Commentators seem to think that the book of Ruth took place at the time of Gideon in the book of Judges. We don’t know for sure. The first verse says, “In the days when the judges ruled there was a famine in the land, and a man of Bethlehem in Judah went to sojourn in the country of Moab, he and his wife and his two sons.” The period of the Judges was a dark time in many ways with repeated cycles of sin, judgment, repentance, and deliverance. Each cycle ended with deliverance but then it would start all over again. Several times judgment on the land took the form of a famine so the opening verse of Ruth is consistent with the circumstances in Israel. This is much like me and my diet and exercise program. I’d eat so much and become so lethargic that I’d make myself sick. I lay in bed and repent and pray for help and then I’d get back to living healthier for a little while but sooner or later I’d eat myself sick again!! As I look back over my life that cycle has repeated itself numerous times, so I have some sympathy for the children of Israel in the days of the judges. But, in the book of Ruth, we see the overwhelming grace of God to keep his promise of sending the ultimate redeemer who will save his people from their crippling cycles of sin once and for all. “Bethlehem was about five miles south of Jerusalem. Later Obed, son of Ruth and Boaz, was born in Bethlehem and Obed’s grandson David was born in Bethlehem (Ruth 4:18–21; 1 Sam. 17:58). Bethlehem, of course, would also be the birthplace of David’s greater Son, the Lord Jesus Christ (Luke 2:4–7).”[1]

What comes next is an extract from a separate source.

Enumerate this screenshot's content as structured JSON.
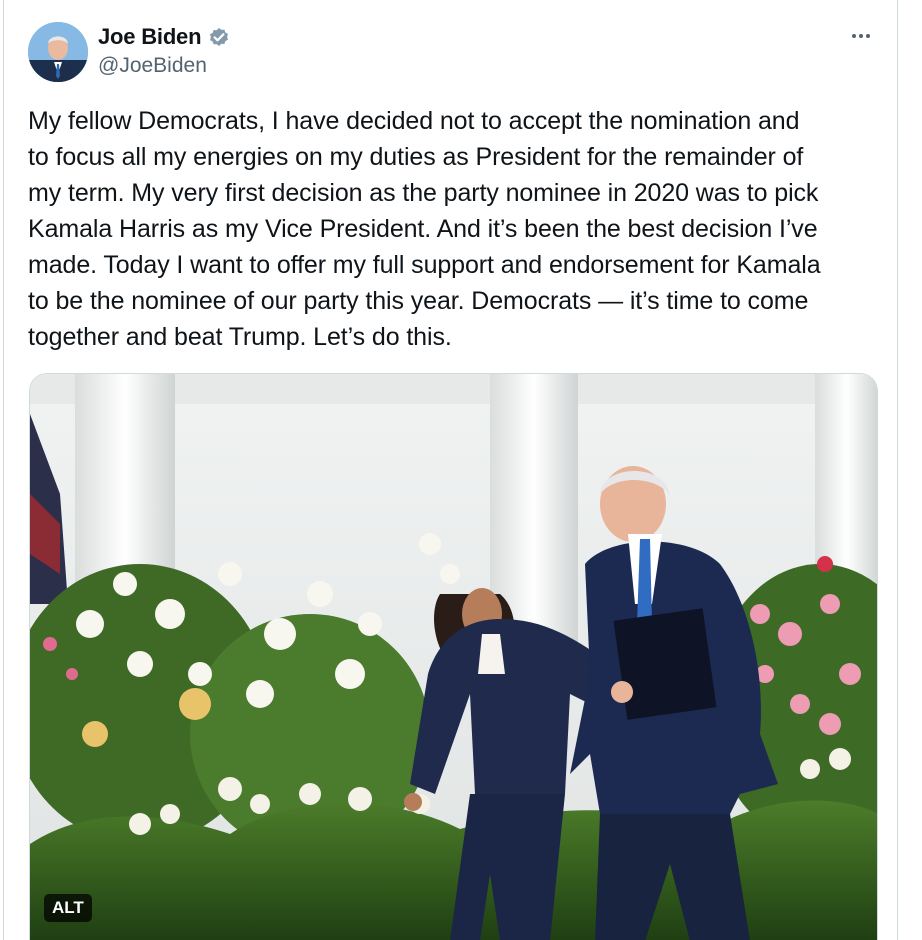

Moab is a very strange place for the story to take place because the Moabites were recognized enemies of the Israelites. It was very inhospitable when Israel wanted to cross their lands on their way to the promised land according to Deuteronomy. This should catch the attention of any biblical student right from the start. Ruth is a strange character to find in the genealogy of Jesus as well. She comes from the incestuous relationship of Lot with his daughter. Ruth’s history does not bode well for her! But God didn’t care about that. I’m already comforted by that truth.

God uses famines in our lives for several reasons. It appears that they often come because of failure to stay faithful to God’s direction for happy living. Moses reminded them of curses and blessings in the book of Deuteronomy.  The blessings of obedience brought Israel houses they didn’t build, water from wells they didn’t dig, and food from crops they didn’t plant. Indeed, Israel was blessed with a land flowing with milk and honey. Jeremiah explains the famine in his day by saying in Jeremiah 5:25, “Your sins have kept good from you.” But God also uses famines in our lives to test us. I think that was the case with Abraham. Just stay where you are in the will of God no matter what trouble comes your way. For Abraham, the famine was not a test of personal morality or corporate responsibility, but to remain in the land that God had given him.  He failed in this.  A famine in the land weakened Abram’s faith, and he went with Sarai into Egypt in search of food. You might ask yourself in times of famine whether you brought the drought on yourself or is God testing your faith.

[1] Reed, John W. 1985. “Ruth.” In The Bible Knowledge Commentary: An Exposition of the Scriptures, edited by J. F. Walvoord and R. B. Zuck, 1:419. Wheaton, IL: Victor Books.